From the records below, return every line containing the word "icon".
───── Exercise materials
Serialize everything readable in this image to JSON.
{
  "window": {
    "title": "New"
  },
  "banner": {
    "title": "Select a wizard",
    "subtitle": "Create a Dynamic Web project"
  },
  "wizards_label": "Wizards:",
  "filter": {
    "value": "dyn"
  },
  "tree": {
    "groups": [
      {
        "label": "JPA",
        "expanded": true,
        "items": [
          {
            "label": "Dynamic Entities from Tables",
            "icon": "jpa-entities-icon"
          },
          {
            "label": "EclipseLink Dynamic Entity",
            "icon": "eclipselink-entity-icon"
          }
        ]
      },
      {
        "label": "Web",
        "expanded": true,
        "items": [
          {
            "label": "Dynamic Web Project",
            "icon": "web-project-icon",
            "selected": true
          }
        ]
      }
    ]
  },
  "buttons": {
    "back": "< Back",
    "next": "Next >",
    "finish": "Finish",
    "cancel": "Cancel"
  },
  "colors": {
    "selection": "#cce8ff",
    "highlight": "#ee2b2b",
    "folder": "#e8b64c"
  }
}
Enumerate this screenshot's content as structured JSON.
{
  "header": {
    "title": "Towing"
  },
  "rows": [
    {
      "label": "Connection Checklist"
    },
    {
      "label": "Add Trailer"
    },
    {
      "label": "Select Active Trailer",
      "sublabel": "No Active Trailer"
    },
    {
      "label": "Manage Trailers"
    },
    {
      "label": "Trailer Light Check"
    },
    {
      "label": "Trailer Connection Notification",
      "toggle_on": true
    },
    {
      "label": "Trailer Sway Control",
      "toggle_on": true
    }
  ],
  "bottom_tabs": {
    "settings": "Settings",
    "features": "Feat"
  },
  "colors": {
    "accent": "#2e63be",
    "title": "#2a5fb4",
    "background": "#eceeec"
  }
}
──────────
» Task result:
            "icon": "jpa-entities-icon"
            "icon": "eclipselink-entity-icon"
            "icon": "web-project-icon",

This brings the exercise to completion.